A: For me, speculative fiction is a way of engaging with metaphor. Often that involves different ways of writing and thinking about science. I think if you want to attract more people to science – more than just the logically-minded, for instance – you’ve got to provide a different sort of pathway, a different means of engaging. I find science fiction in particular helps me to perceive science more broadly, from a place of imagination as well as method.
Most of my adult life I lived in New York City. I marched in the first Gay Pride Parade in 1970. After leaving music, I supported myself writing how-to books in finance, and textbooks in music; my formal education was in music theory and composition (UNT and Princeton). I’m an old man now, and I live in a small Texas town where I’m very out of place. I was accepted into and survived the Odyssey Writers’ Workshop in 2010. That’s where I really learned to write.

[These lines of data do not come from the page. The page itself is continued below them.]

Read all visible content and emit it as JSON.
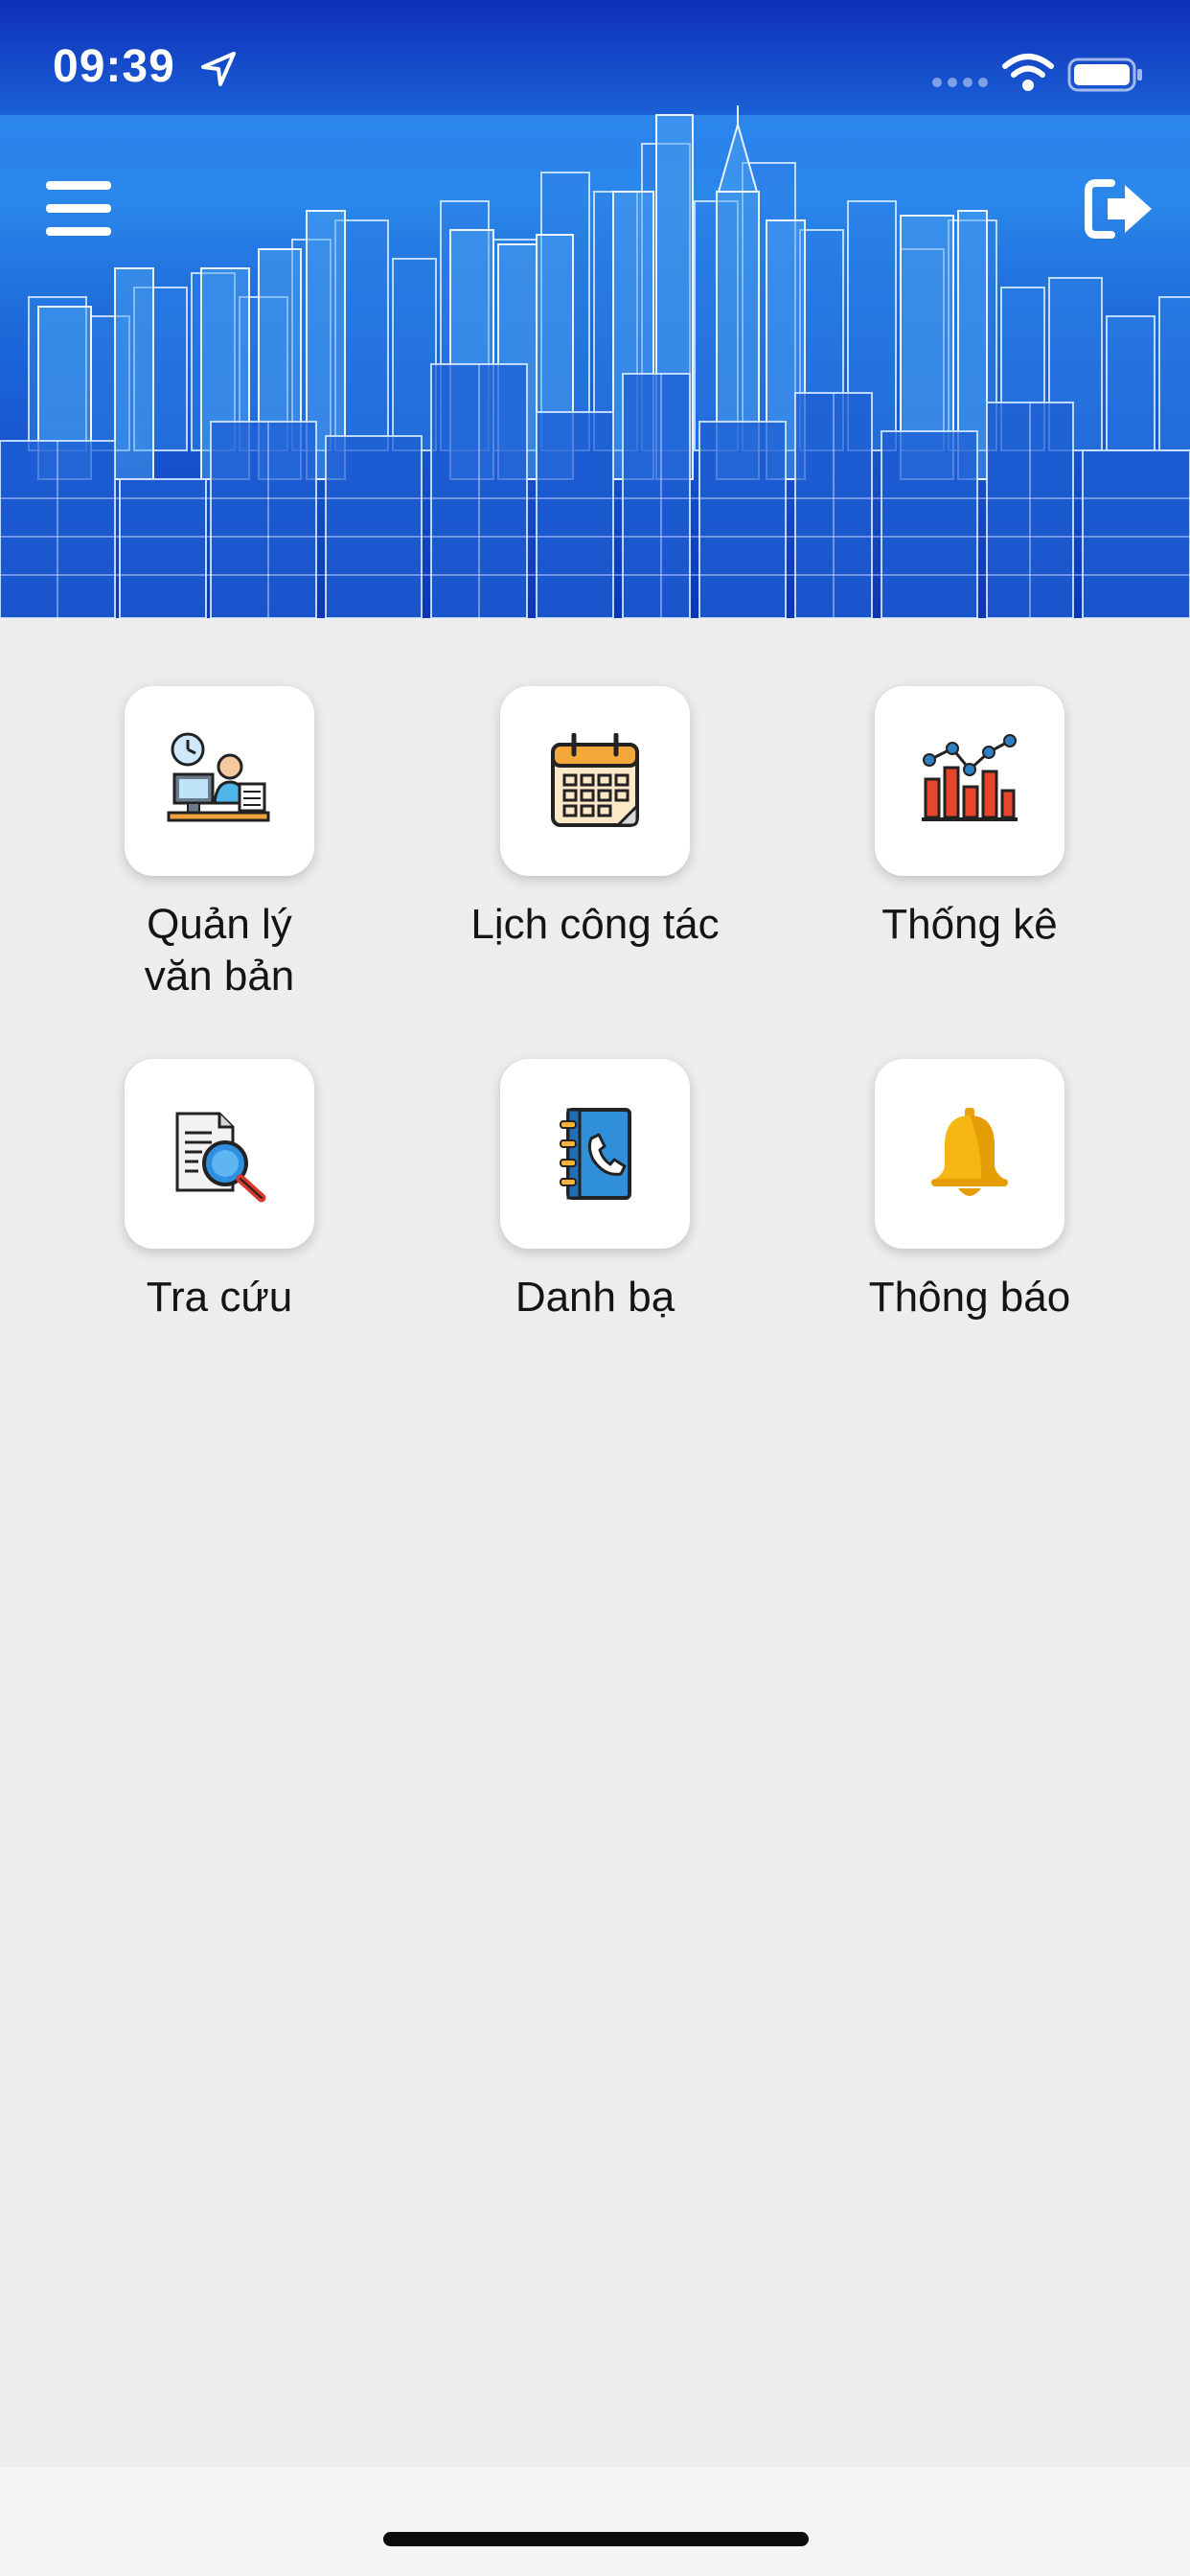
{
  "status_bar": {
    "time": "09:39",
    "location_icon": "location-arrow-icon",
    "wifi_icon": "wifi-icon",
    "battery_icon": "battery-icon"
  },
  "header": {
    "menu_icon": "hamburger-menu-icon",
    "logout_icon": "logout-icon",
    "banner_image": "city-skyline-wireframe",
    "colors": {
      "banner_dark": "#0d35b5",
      "banner_light": "#2a8df0"
    }
  },
  "tiles": [
    {
      "label": "Quản lý\nvăn bản",
      "icon": "document-management-icon"
    },
    {
      "label": "Lịch công tác",
      "icon": "calendar-icon"
    },
    {
      "label": "Thống kê",
      "icon": "statistics-chart-icon"
    },
    {
      "label": "Tra cứu",
      "icon": "search-document-icon"
    },
    {
      "label": "Danh bạ",
      "icon": "phonebook-icon"
    },
    {
      "label": "Thông báo",
      "icon": "bell-icon"
    }
  ],
  "colors": {
    "background": "#ededed",
    "tile_background": "#ffffff",
    "text": "#141414"
  }
}
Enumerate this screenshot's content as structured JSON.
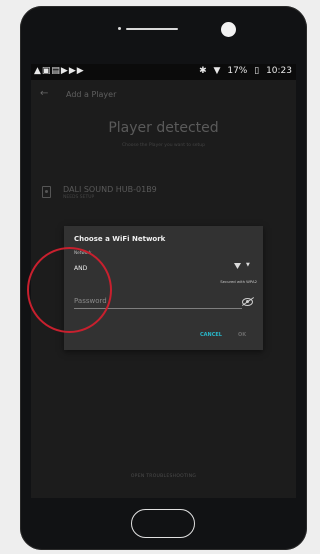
{
  "status_bar": {
    "left_icons": "▲▣▤▶▶▶",
    "bluetooth": "✱",
    "wifi": "▼",
    "battery": "17%",
    "time": "10:23"
  },
  "app_bar": {
    "title": "Add a Player"
  },
  "background": {
    "title": "Player detected",
    "subtitle": "Choose the Player you want to setup",
    "device_name": "DALI SOUND HUB-01B9",
    "device_sub": "NEEDS SETUP",
    "footer_link": "OPEN TROUBLESHOOTING"
  },
  "dialog": {
    "title": "Choose a WiFi Network",
    "network_label": "Network",
    "network_value": "AND",
    "secured_text": "Secured with WPA2",
    "password_placeholder": "Password",
    "cancel_label": "CANCEL",
    "ok_label": "OK"
  },
  "colors": {
    "accent": "#29b6c8",
    "annotation": "#c8202e",
    "dialog_bg": "#323232",
    "screen_bg": "#1c1c1c"
  }
}
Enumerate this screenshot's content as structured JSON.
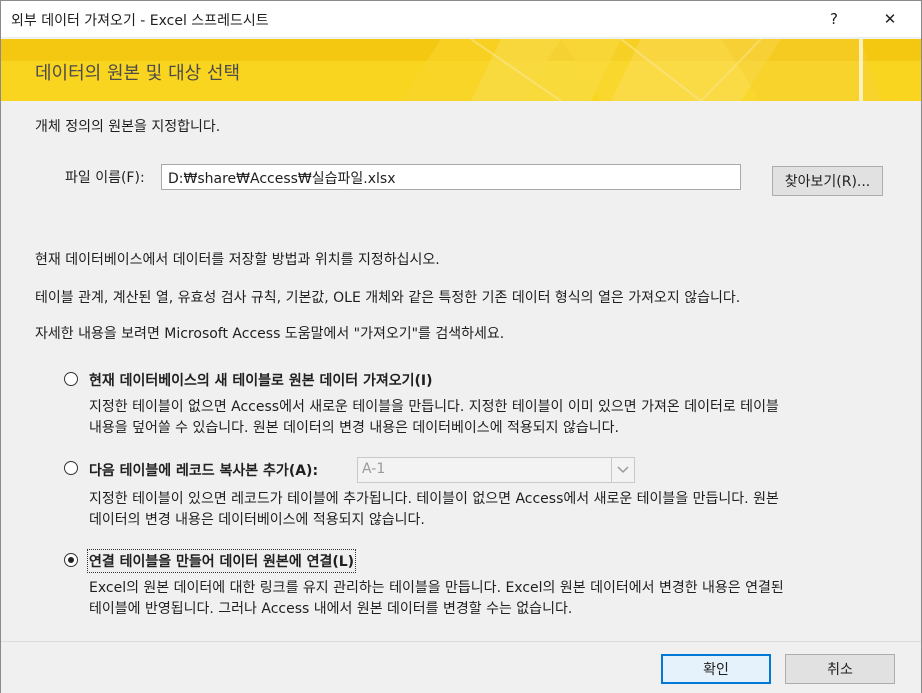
{
  "window": {
    "title": "외부 데이터 가져오기 - Excel 스프레드시트",
    "help_label": "?",
    "close_label": "✕"
  },
  "banner": {
    "title": "데이터의 원본 및 대상 선택"
  },
  "source": {
    "intro": "개체 정의의 원본을 지정합니다.",
    "file_label": "파일 이름(F):",
    "file_value": "D:₩share₩Access₩실습파일.xlsx",
    "browse_label": "찾아보기(R)..."
  },
  "info": {
    "line1": "현재 데이터베이스에서 데이터를 저장할 방법과 위치를 지정하십시오.",
    "line2": "테이블 관계, 계산된 열, 유효성 검사 규칙, 기본값, OLE 개체와 같은 특정한 기존 데이터 형식의 열은 가져오지 않습니다.",
    "line3": "자세한 내용을 보려면 Microsoft Access 도움말에서 \"가져오기\"를 검색하세요."
  },
  "options": {
    "import": {
      "label": "현재 데이터베이스의 새 테이블로 원본 데이터 가져오기(I)",
      "desc1": "지정한 테이블이 없으면 Access에서 새로운 테이블을 만듭니다. 지정한 테이블이 이미 있으면 가져온 데이터로 테이블",
      "desc2": "내용을 덮어쓸 수 있습니다. 원본 데이터의 변경 내용은 데이터베이스에 적용되지 않습니다.",
      "selected": false
    },
    "append": {
      "label": "다음 테이블에 레코드 복사본 추가(A):",
      "table_value": "A-1",
      "desc1": "지정한 테이블이 있으면 레코드가 테이블에 추가됩니다. 테이블이 없으면 Access에서 새로운 테이블을 만듭니다. 원본",
      "desc2": "데이터의 변경 내용은 데이터베이스에 적용되지 않습니다.",
      "selected": false
    },
    "link": {
      "label": "연결 테이블을 만들어 데이터 원본에 연결(L)",
      "desc1": "Excel의 원본 데이터에 대한 링크를 유지 관리하는 테이블을 만듭니다. Excel의 원본 데이터에서 변경한 내용은 연결된",
      "desc2": "테이블에 반영됩니다. 그러나 Access 내에서 원본 데이터를 변경할 수는 없습니다.",
      "selected": true
    }
  },
  "footer": {
    "ok_label": "확인",
    "cancel_label": "취소"
  },
  "colors": {
    "banner": "#f4c710",
    "banner_text": "#4b4b4b",
    "ok_border": "#0078d7"
  }
}
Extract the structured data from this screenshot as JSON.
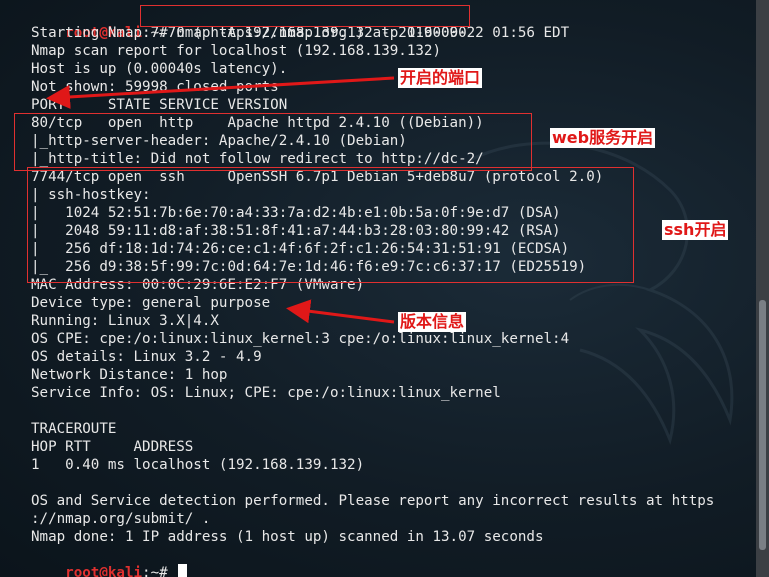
{
  "terminal": {
    "prompt_user": "root@kali",
    "prompt_path": ":~",
    "prompt_symbol": "# ",
    "command": "nmap -A 192.168.139.132 -p 1-60000",
    "output": [
      "Starting Nmap 7.70 ( https://nmap.org ) at 2019-09-22 01:56 EDT",
      "Nmap scan report for localhost (192.168.139.132)",
      "Host is up (0.00040s latency).",
      "Not shown: 59998 closed ports",
      "PORT     STATE SERVICE VERSION",
      "80/tcp   open  http    Apache httpd 2.4.10 ((Debian))",
      "|_http-server-header: Apache/2.4.10 (Debian)",
      "|_http-title: Did not follow redirect to http://dc-2/",
      "7744/tcp open  ssh     OpenSSH 6.7p1 Debian 5+deb8u7 (protocol 2.0)",
      "| ssh-hostkey:",
      "|   1024 52:51:7b:6e:70:a4:33:7a:d2:4b:e1:0b:5a:0f:9e:d7 (DSA)",
      "|   2048 59:11:d8:af:38:51:8f:41:a7:44:b3:28:03:80:99:42 (RSA)",
      "|   256 df:18:1d:74:26:ce:c1:4f:6f:2f:c1:26:54:31:51:91 (ECDSA)",
      "|_  256 d9:38:5f:99:7c:0d:64:7e:1d:46:f6:e9:7c:c6:37:17 (ED25519)",
      "MAC Address: 00:0C:29:6E:E2:F7 (VMware)",
      "Device type: general purpose",
      "Running: Linux 3.X|4.X",
      "OS CPE: cpe:/o:linux:linux_kernel:3 cpe:/o:linux:linux_kernel:4",
      "OS details: Linux 3.2 - 4.9",
      "Network Distance: 1 hop",
      "Service Info: OS: Linux; CPE: cpe:/o:linux:linux_kernel",
      "",
      "TRACEROUTE",
      "HOP RTT     ADDRESS",
      "1   0.40 ms localhost (192.168.139.132)",
      "",
      "OS and Service detection performed. Please report any incorrect results at https",
      "://nmap.org/submit/ .",
      "Nmap done: 1 IP address (1 host up) scanned in 13.07 seconds"
    ]
  },
  "annotations": {
    "open_ports": "开启的端口",
    "web_open": "web服务开启",
    "ssh_open": "ssh开启",
    "version_info": "版本信息"
  },
  "colors": {
    "annotation_red": "#e01818",
    "prompt_red": "#e0302f",
    "background": "#111c25"
  }
}
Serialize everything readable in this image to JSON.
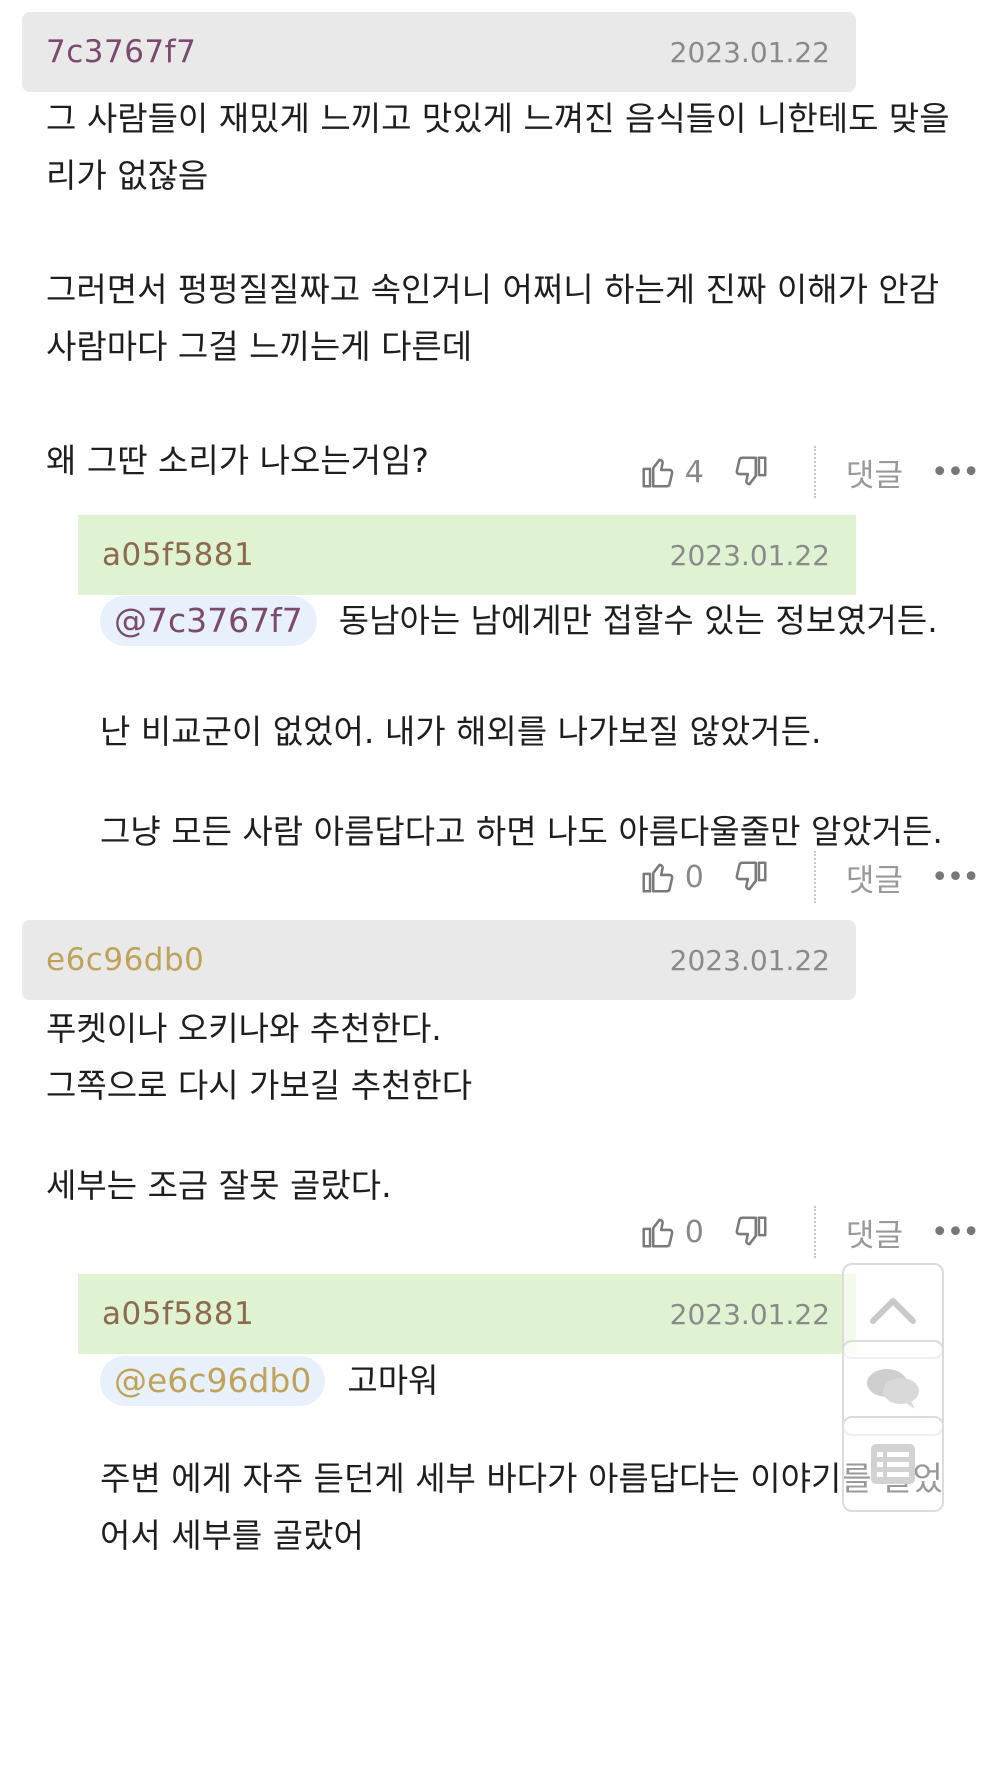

Q: What is your favorite word?
A: Tintinnabulation is my favorite word. How musical it sounds. How magical. For me, this word always evokes a picture of fairy bells ringing in the breeze.
Octavia Cade has a PhD in science communication. Though seaweed was her first biological love, she’s currently researching the germination triggers of New Zealand’s only seagrass.